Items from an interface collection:
□ □ □
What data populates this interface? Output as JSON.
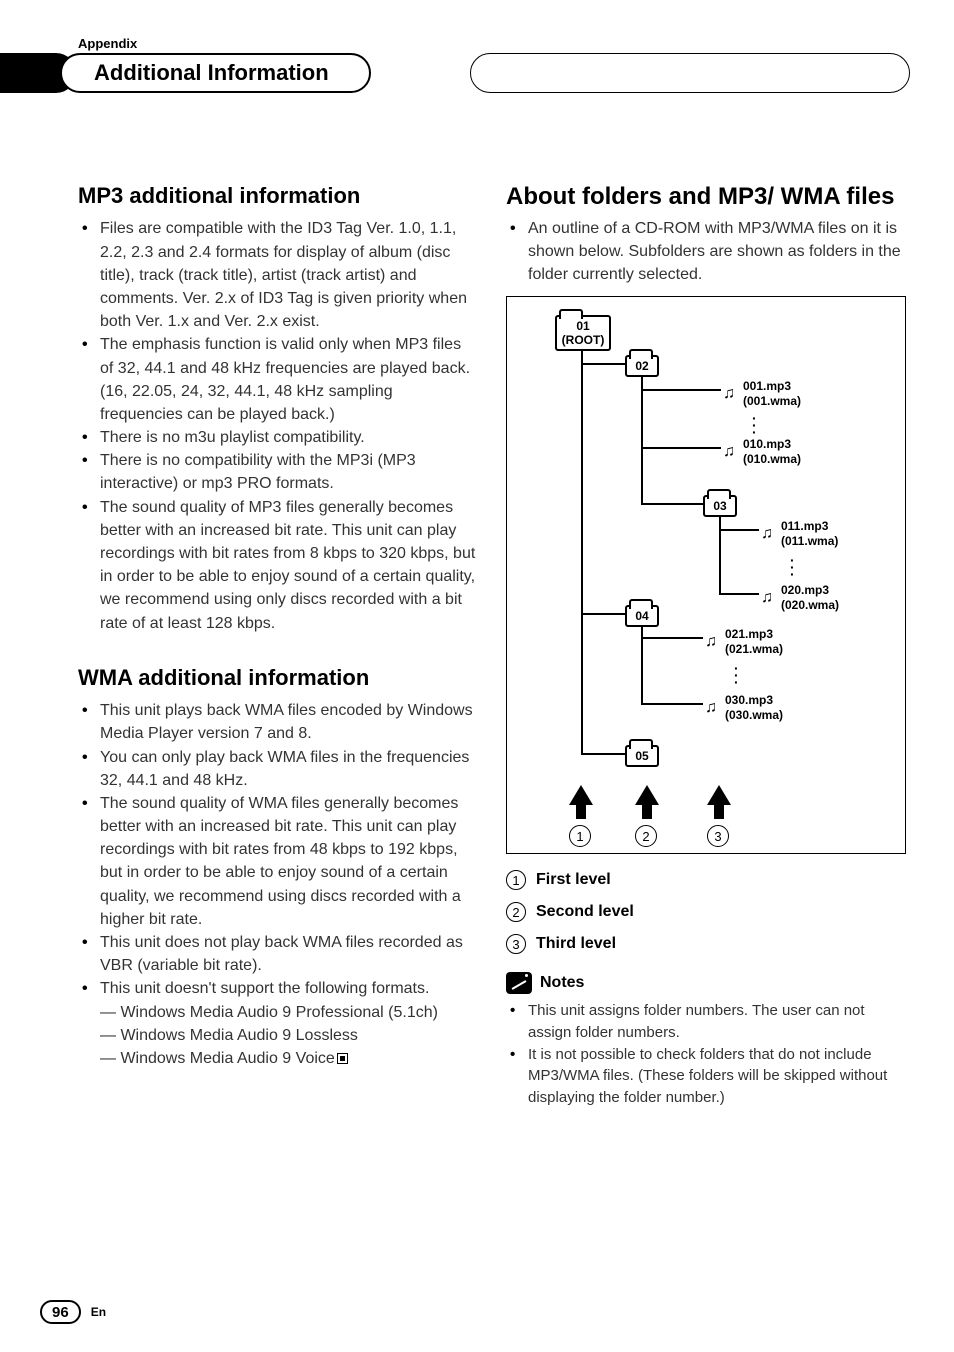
{
  "header": {
    "appendix": "Appendix",
    "title": "Additional Information"
  },
  "left": {
    "mp3_heading": "MP3 additional information",
    "mp3_bullets": [
      "Files are compatible with the ID3 Tag Ver. 1.0, 1.1, 2.2, 2.3 and 2.4 formats for display of album (disc title), track (track title), artist (track artist) and comments. Ver. 2.x of ID3 Tag is given priority when both Ver. 1.x and Ver. 2.x exist.",
      "The emphasis function is valid only when MP3 files of 32, 44.1 and 48 kHz frequencies are played back. (16, 22.05, 24, 32, 44.1, 48 kHz sampling frequencies can be played back.)",
      "There is no m3u playlist compatibility.",
      "There is no compatibility with the MP3i (MP3 interactive) or mp3 PRO formats.",
      "The sound quality of MP3 files generally becomes better with an increased bit rate. This unit can play recordings with bit rates from 8 kbps to 320 kbps, but in order to be able to enjoy sound of a certain quality, we recommend using only discs recorded with a bit rate of at least 128 kbps."
    ],
    "wma_heading": "WMA additional information",
    "wma_bullets": [
      "This unit plays back WMA files encoded by Windows Media Player version 7 and 8.",
      "You can only play back WMA files in the frequencies 32, 44.1 and 48 kHz.",
      "The sound quality of WMA files generally becomes better with an increased bit rate. This unit can play recordings with bit rates from 48 kbps to 192 kbps, but in order to be able to enjoy sound of a certain quality, we recommend using discs recorded with a higher bit rate.",
      "This unit does not play back WMA files recorded as VBR (variable bit rate).",
      "This unit doesn't support the following formats."
    ],
    "wma_subs": [
      "— Windows Media Audio 9 Professional (5.1ch)",
      "— Windows Media Audio 9 Lossless",
      "— Windows Media Audio 9 Voice"
    ]
  },
  "right": {
    "heading": "About folders and MP3/ WMA files",
    "intro": "An outline of a CD-ROM with MP3/WMA files on it is shown below. Subfolders are shown as folders in the folder currently selected.",
    "levels": [
      {
        "num": "1",
        "label": "First level"
      },
      {
        "num": "2",
        "label": "Second level"
      },
      {
        "num": "3",
        "label": "Third level"
      }
    ],
    "notes_label": "Notes",
    "notes": [
      "This unit assigns folder numbers. The user can not assign folder numbers.",
      "It is not possible to check folders that do not include MP3/WMA files. (These folders will be skipped without displaying the folder number.)"
    ]
  },
  "chart_data": {
    "type": "diagram",
    "description": "Folder/file tree of a CD-ROM with MP3/WMA files across three levels",
    "folders": [
      "01 (ROOT)",
      "02",
      "03",
      "04",
      "05"
    ],
    "files": [
      {
        "name": "001.mp3",
        "alt": "(001.wma)",
        "parent": "02"
      },
      {
        "name": "010.mp3",
        "alt": "(010.wma)",
        "parent": "02"
      },
      {
        "name": "011.mp3",
        "alt": "(011.wma)",
        "parent": "03"
      },
      {
        "name": "020.mp3",
        "alt": "(020.wma)",
        "parent": "03"
      },
      {
        "name": "021.mp3",
        "alt": "(021.wma)",
        "parent": "04"
      },
      {
        "name": "030.mp3",
        "alt": "(030.wma)",
        "parent": "04"
      }
    ],
    "level_markers": [
      "1",
      "2",
      "3"
    ]
  },
  "footer": {
    "page": "96",
    "lang": "En"
  }
}
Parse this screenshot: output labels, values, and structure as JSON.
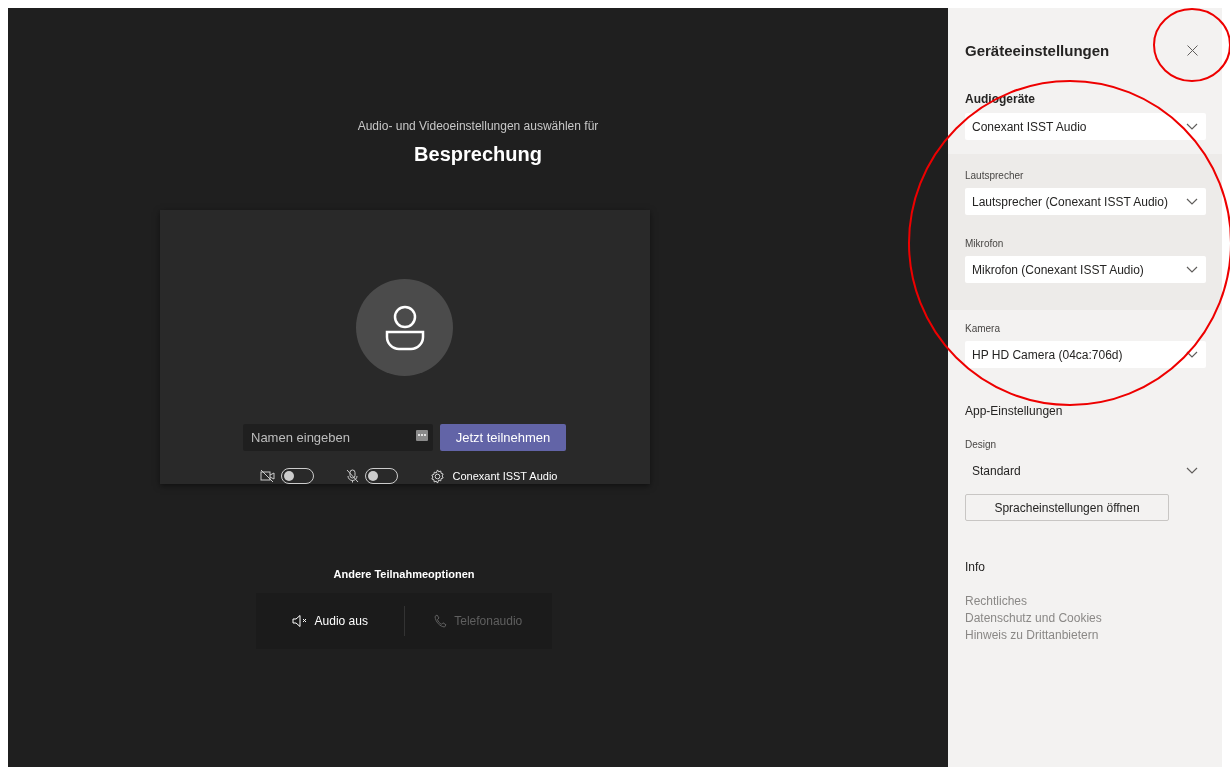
{
  "meeting": {
    "subtitle": "Audio- und Videoeinstellungen auswählen für",
    "title": "Besprechung",
    "name_field": {
      "placeholder": "Namen eingeben"
    },
    "join_button": "Jetzt teilnehmen",
    "toggles": [
      {
        "kind": "camera",
        "on": false
      },
      {
        "kind": "microphone",
        "on": false
      }
    ],
    "audio_device": "Conexant ISST Audio"
  },
  "other_options": {
    "title": "Andere Teilnahmeoptionen",
    "options": [
      {
        "kind": "audio-off",
        "label": "Audio aus",
        "disabled": false
      },
      {
        "kind": "phone",
        "label": "Telefonaudio",
        "disabled": true
      }
    ]
  },
  "settings_panel": {
    "title": "Geräteeinstellungen",
    "audio_devices": {
      "heading": "Audiogeräte",
      "value": "Conexant ISST Audio"
    },
    "speaker": {
      "label": "Lautsprecher",
      "value": "Lautsprecher (Conexant ISST Audio)"
    },
    "microphone": {
      "label": "Mikrofon",
      "value": "Mikrofon (Conexant ISST Audio)"
    },
    "camera": {
      "label": "Kamera",
      "value": "HP HD Camera (04ca:706d)"
    },
    "app_settings": {
      "heading": "App-Einstellungen",
      "design": {
        "label": "Design",
        "value": "Standard"
      },
      "language_button": "Spracheinstellungen öffnen"
    },
    "info": {
      "heading": "Info",
      "links": [
        "Rechtliches",
        "Datenschutz und Cookies",
        "Hinweis zu Drittanbietern"
      ]
    }
  }
}
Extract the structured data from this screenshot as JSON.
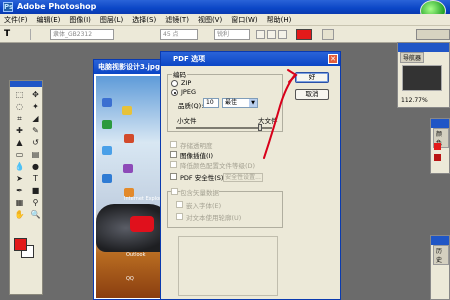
{
  "app": {
    "title": "Adobe Photoshop"
  },
  "menu": [
    "文件(F)",
    "编辑(E)",
    "图像(I)",
    "图层(L)",
    "选择(S)",
    "滤镜(T)",
    "视图(V)",
    "窗口(W)",
    "帮助(H)"
  ],
  "options": {
    "tool_label": "T",
    "font_family": "隶体_GB2312",
    "font_size": "45 点",
    "sharpness": "锐利"
  },
  "document": {
    "title": "电脑视影设计3.jpg",
    "icon_labels": [
      "Internet Explorer",
      "Outlook",
      "QQ"
    ]
  },
  "pdf_dialog": {
    "title": "PDF 选项",
    "encoding_group": "编码",
    "zip_label": "ZIP",
    "jpeg_label": "JPEG",
    "quality_label": "品质(Q):",
    "quality_value": "10",
    "quality_preset": "最佳",
    "small_file_label": "小文件",
    "large_file_label": "大文件",
    "ok_label": "好",
    "cancel_label": "取消",
    "save_transparency_label": "存储透明度",
    "image_interpolation_label": "图像插值(I)",
    "downsample_label": "降低颜色配置文件等级(D)",
    "pdf_security_label": "PDF 安全性(S)",
    "security_settings_label": "安全性设置...",
    "include_vector_label": "包含矢量数据",
    "embed_fonts_label": "嵌入字体(E)",
    "outline_text_label": "对文本使用轮廓(U)"
  },
  "panels": {
    "navigator_tab": "导航器",
    "zoom_level": "112.77%",
    "color_tab": "颜色",
    "history_tab": "历史"
  },
  "colors": {
    "foreground": "#e31a1a",
    "background": "#ffffff",
    "annotation": "#d8001a"
  }
}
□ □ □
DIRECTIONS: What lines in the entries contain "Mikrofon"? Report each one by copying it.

OUTPUT OF THE TASK:
      "label": "Mikrofon",
      "value": "Mikrofon (Conexant ISST Audio)"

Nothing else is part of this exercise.